PROBLEM STATEMENT =>
Copy the records below without altering a single word.

═════ RECORDS SUPPLIED

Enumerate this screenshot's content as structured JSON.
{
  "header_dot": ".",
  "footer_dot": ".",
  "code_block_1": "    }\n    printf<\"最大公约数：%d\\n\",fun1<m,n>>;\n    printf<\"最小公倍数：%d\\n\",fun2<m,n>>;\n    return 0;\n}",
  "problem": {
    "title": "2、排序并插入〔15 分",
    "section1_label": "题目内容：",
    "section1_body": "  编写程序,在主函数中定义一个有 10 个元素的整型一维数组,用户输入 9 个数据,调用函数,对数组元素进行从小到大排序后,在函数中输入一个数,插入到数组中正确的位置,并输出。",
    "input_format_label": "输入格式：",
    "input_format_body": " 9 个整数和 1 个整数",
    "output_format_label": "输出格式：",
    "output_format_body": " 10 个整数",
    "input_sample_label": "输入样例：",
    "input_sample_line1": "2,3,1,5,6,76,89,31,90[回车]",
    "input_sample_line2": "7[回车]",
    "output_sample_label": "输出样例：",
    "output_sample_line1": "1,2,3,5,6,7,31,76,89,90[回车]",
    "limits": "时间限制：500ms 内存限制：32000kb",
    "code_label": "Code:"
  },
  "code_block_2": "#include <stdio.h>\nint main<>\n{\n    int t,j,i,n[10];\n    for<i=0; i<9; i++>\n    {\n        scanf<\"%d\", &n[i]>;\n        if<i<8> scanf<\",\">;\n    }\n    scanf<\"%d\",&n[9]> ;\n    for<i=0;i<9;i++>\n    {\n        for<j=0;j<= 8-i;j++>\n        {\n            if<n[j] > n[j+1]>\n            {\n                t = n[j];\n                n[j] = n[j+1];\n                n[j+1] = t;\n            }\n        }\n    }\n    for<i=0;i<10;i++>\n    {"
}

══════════

EXPECTED ANSWER =>
Enumerate this screenshot's content as structured JSON.
{
  "header_dot": ".",
  "footer_dot": ".",
  "code_block_1": "    }\n    printf<\"最大公约数：%d\\n\",fun1<m,n>>;\n    printf<\"最小公倍数：%d\\n\",fun2<m,n>>;\n    return 0;\n}",
  "problem": {
    "title": "2、排序并插入〔15 分",
    "section1_label": "题目内容：",
    "section1_body": "  编写程序,在主函数中定义一个有 10 个元素的整型一维数组,用户输入 9 个数据,调用函数,对数组元素进行从小到大排序后,在函数中输入一个数,插入到数组中正确的位置,并输出。",
    "input_format_label": "输入格式：",
    "input_format_body": " 9 个整数和 1 个整数",
    "output_format_label": "输出格式：",
    "output_format_body": " 10 个整数",
    "input_sample_label": "输入样例：",
    "input_sample_line1": "2,3,1,5,6,76,89,31,90[回车]",
    "input_sample_line2": "7[回车]",
    "output_sample_label": "输出样例：",
    "output_sample_line1": "1,2,3,5,6,7,31,76,89,90[回车]",
    "limits": "时间限制：500ms 内存限制：32000kb",
    "code_label": "Code:"
  },
  "code_block_2": "#include <stdio.h>\nint main<>\n{\n    int t,j,i,n[10];\n    for<i=0; i<9; i++>\n    {\n        scanf<\"%d\", &n[i]>;\n        if<i<8> scanf<\",\">;\n    }\n    scanf<\"%d\",&n[9]> ;\n    for<i=0;i<9;i++>\n    {\n        for<j=0;j<= 8-i;j++>\n        {\n            if<n[j] > n[j+1]>\n            {\n                t = n[j];\n                n[j] = n[j+1];\n                n[j+1] = t;\n            }\n        }\n    }\n    for<i=0;i<10;i++>\n    {"
}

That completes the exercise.